By Christopher Beach
In less than two weeks from today I will graduate from Patrick Henry College and finish four years of my undergraduate. Looking back, I can remember a lot of the typical college experiences– late night studying, spring break road trips, and nights out with your friends. I’m fortunate to say that I was never involved or associated in one particular college trend in all of my four years – violence or murder.
Having personally known one of the girls shot at Virginia Tech on April 16th, 2007, my heart breaks every time I hear of college-related violence and the pointless death of innocent students.
Today, my heart goes out to the family of Yeardley Love, a 22-year-old lacrosse player and student at the University of Virginia, murdered this week by her on-and-off 22-year-old boyfriend.
The thought of such a tragedy makes me wonder why my experience at college has been so different from a majority of the campuses across America. In four years, my school has not had a single murder, suicide, or violent crime.
Considering that the USA Today calculated 857 college student deaths from 2000 to 2005, how does one school manage to escape unscathed? It’s certainly not chance or luck.
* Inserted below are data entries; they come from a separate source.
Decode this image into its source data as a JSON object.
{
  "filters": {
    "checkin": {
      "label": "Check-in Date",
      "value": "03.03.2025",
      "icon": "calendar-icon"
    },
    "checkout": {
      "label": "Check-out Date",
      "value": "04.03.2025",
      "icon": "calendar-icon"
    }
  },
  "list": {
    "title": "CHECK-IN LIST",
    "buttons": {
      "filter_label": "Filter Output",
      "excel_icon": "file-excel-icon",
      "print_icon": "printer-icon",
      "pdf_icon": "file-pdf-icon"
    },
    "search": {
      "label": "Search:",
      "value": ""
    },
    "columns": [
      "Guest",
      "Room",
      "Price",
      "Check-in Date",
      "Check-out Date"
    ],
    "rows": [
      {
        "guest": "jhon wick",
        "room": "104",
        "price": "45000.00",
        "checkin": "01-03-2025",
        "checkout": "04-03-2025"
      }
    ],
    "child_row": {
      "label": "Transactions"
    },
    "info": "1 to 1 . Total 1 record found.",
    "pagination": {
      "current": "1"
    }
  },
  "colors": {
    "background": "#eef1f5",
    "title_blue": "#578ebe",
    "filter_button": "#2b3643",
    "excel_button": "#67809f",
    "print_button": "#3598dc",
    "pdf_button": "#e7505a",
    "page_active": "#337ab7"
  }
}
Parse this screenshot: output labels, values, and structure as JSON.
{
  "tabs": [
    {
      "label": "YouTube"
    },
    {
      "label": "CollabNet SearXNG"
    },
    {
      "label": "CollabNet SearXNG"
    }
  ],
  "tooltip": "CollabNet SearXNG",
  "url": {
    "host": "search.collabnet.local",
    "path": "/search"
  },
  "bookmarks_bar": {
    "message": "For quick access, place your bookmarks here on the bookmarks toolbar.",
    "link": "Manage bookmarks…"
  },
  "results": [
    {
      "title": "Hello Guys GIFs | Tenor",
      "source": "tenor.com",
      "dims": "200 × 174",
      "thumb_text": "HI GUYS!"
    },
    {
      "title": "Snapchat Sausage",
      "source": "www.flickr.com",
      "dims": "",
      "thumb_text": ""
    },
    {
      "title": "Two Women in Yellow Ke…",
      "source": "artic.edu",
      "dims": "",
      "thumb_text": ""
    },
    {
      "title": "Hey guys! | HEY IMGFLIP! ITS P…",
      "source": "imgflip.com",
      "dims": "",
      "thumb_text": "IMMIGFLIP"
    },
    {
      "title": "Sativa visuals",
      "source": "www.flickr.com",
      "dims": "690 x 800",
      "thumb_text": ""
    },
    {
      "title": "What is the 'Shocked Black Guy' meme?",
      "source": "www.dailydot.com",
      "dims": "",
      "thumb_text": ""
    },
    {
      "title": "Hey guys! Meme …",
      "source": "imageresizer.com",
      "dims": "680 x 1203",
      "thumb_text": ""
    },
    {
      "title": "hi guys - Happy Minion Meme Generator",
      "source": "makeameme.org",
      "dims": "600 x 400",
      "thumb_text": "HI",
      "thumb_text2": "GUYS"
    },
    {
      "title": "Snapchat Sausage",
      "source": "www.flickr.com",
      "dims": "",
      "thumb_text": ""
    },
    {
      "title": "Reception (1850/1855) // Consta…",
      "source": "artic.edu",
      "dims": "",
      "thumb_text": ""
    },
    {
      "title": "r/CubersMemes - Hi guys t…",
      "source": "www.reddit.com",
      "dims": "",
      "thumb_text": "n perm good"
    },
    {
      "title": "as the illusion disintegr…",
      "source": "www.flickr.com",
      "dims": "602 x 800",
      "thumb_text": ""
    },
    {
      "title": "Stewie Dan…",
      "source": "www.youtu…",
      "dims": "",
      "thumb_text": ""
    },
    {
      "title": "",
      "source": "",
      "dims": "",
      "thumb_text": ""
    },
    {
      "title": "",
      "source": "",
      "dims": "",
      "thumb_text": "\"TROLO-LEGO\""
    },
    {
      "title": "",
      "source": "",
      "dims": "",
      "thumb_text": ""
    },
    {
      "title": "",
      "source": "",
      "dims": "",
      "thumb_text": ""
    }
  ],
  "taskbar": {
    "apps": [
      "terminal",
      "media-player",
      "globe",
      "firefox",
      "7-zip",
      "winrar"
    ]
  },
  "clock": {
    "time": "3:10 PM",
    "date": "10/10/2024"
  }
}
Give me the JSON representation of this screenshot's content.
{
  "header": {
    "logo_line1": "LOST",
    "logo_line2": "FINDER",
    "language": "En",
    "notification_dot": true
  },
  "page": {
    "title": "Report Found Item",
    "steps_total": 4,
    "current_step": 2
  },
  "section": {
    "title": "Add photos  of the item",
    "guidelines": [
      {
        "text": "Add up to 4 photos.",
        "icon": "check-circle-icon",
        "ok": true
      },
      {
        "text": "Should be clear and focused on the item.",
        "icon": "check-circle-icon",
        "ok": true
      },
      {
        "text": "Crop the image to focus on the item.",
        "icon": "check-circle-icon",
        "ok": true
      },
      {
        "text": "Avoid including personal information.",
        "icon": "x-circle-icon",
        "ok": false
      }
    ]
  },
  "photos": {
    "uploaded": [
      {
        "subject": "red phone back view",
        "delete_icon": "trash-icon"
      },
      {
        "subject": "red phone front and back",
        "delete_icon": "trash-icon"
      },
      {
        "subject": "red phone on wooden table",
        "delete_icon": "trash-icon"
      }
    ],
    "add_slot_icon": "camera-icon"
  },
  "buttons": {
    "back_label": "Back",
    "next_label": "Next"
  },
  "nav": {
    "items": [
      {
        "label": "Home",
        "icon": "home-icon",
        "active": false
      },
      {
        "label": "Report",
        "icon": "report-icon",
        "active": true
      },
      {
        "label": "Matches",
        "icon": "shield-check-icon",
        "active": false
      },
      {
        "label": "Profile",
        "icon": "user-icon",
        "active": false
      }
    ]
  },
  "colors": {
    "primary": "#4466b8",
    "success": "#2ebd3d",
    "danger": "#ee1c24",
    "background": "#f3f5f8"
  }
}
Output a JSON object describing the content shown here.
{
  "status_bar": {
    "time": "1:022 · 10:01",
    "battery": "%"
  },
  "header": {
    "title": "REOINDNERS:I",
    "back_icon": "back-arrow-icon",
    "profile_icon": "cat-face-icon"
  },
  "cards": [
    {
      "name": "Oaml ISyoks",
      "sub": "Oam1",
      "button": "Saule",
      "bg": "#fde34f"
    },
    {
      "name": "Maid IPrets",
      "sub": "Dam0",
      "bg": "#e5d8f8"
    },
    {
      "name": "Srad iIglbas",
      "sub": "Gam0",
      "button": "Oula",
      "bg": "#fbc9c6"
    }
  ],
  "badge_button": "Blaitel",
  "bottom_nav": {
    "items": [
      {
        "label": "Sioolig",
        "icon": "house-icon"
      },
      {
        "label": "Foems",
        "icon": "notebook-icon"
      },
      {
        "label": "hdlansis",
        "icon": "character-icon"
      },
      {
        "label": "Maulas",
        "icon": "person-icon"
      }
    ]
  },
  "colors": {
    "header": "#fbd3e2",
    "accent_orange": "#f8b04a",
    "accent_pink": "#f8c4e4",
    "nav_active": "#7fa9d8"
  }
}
For Patrick Henry College, it’s in our Christian culture.
Critics mock us for our strict rules – like no dancing or drinking on campus, no members of the opposite sex permitted in your dorm room, nightly curfew hours – and the lack of a social atmosphere it creates. We have been the subject of books (God’s Harvard), television shows, op-eds, and countless blogs who rant against our brand of overbearing right-wing Christianity that poisons society’s freedom.
Yet, what is the cost of students being able to “express” themselves? Is that freedom worth the cost of drunk driving deaths, drug related violence, and love affairs turned fatal?
I’m certainly not saying that Christians are not capable of committing the same, if not worse crimes. But the culture of Christianity and the rules we hold ourselves to at Patrick Henry lay substantial roadblocks to violent or illegal behavior.
Granted, our entire school population would be one or two classes at UVA, but the fact remains that Patrick Henry College has it’s own recipe for student safety that is active and working. I’ll be the first to admit that I’ve broken the college’s rules, but as I look back, I realize that in many ways those same laws saved me from myself.
Non-Christians who are reading this right now are sure to be shaking their heads at me. How can you use one unfortunate crime to wave your rules over our heads and try to enforce your agenda on us? I understand that many people are turned off by Christianity and its giant “rulebook.” But as the number of college related attacks and crimes rise, and as more campuses are scarred with senseless deaths, I hope universities will consider the facts before them and realize that there is a way to prevent future heartbreaks – commit to enforcing tough, moral laws and foster a community of students who want to uphold those laws.
Christopher Beach is Associate Producer of Bill Bennett’s nationally syndicated radio show, Morning In America, and a senior at Patrick Henry College. He blogs at Beach Notes.